Late 1950's: Douglas McGregor proposed his Theory X and Theory Y assumptions of the relations between employees and organizations
Early 1960's: contingency models of leadership proposed a need for different styles under different circumstances, a view that rose with work of Fred Fiedler .
1964: Vroom's VIE theory (valence, instrumentality, expectancy) of motivation proposed influential
development of later expectancy theories
Mid 1960's: David McClelland proposed need for achievement theory. Argues there are two groups of people, the majority ( not concerned about achieving) and the minority (challenged by achieving).
Late 1960's: Frederick Herzberg proposed his two-factor theory of motivation (satisfiens/motivators & hygiene factors).
Late 1960's: Edwin Locke outlined his goal setting approach to motivation.
1964 Civil Rights Act passed. Title VII, states: "it is unlawful to discriminate in any employment practice on the basis of race, color, religion, sex, or national origin"
1966: Katz & Kahn published classic text outlining theory and research of organizational behavior as embedded in open, sociotechnical systems.
1960's into early 1970's: advances in job analysis techniques included:

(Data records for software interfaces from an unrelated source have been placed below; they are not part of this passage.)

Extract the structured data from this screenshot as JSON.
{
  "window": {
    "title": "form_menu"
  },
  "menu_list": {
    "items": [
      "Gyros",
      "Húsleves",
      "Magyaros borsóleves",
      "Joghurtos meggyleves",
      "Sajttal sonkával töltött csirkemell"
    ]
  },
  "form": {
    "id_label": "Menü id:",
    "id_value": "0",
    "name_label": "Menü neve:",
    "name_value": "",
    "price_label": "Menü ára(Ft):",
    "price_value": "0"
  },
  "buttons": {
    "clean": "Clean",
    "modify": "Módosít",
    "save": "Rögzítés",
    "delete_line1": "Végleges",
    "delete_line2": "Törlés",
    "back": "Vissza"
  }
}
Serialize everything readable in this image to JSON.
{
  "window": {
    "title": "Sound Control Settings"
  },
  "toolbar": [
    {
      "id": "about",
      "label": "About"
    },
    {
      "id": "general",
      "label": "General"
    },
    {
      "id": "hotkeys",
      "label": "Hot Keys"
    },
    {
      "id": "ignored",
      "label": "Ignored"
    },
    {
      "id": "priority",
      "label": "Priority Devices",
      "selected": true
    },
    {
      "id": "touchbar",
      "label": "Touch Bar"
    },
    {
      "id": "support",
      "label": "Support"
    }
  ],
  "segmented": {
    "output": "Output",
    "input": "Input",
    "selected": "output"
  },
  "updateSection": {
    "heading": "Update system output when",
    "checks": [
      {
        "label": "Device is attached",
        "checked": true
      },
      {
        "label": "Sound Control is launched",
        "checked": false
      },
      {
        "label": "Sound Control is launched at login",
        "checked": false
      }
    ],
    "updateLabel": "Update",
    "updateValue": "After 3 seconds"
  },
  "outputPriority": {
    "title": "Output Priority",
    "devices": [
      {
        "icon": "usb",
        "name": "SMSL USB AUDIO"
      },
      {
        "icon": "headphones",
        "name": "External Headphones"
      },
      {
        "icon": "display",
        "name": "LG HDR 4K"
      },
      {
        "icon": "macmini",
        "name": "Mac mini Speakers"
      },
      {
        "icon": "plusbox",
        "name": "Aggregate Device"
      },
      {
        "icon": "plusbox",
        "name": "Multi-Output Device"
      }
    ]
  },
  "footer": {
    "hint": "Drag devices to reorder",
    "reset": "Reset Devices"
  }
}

- 'task inventory' approach developed from research with U.S. Air Force
- Dictionary of Occupational Titles published in 1965 (third edition)
- 1960's research at Purdue Occupational Research Center led to publication of the Position Analysis Questionnaire in 1972
- Edwin Fleishman developed 'ability requirements' approach
1971: B.F. Skinner advocated behavior modification strategies to motivate people in organizations. Organizational behavior modification's successes increasingly demonstrated (e.g., in Luthans & Kreitner's (1975) and Frederiksen's (1982) books).
- Rise of cognitive approaches to studying topics in psychology including their influence on a wide range of I/O research.
Early 1970's: Porter & Lawler proposed revised expectancy model of motivation
Early/mid 1970s: Civil rights laws, and related Supreme Court decisions, led to increasing research on bias in organizations
Early 1980's, rigidity of classical management theories produced harsh consequences for businesses during these times of rapid change in technological and business environments.
Mid 1980's: increasing attention to use of quality circles and other participatory management techniques
Late 1980's: renewed interest in organizational climate and groups
Late 1980's: rise of participatory management techniques known by such terms as
Total Quality Management (TQM), Continuous Quality Improvement (CQI).
1986: first ruling by U.S. Supreme Court on subject of sexual harassment
Late 1980's: work stress received increasing attention in I/O research, theory, and practice Balancing work and family lives received increasing attention.
- Organisation and Management of Health Care, April 2002, Version 2.0 , Main Contributor: Katie Enock, Public Health Specialist, Harrow Primary Care Trust www.healthknowledge.org.uk
- Henri Rayol Industrial and General Administration, J.A.Caubrough, trans.(Geneva International Management Institute, 1930)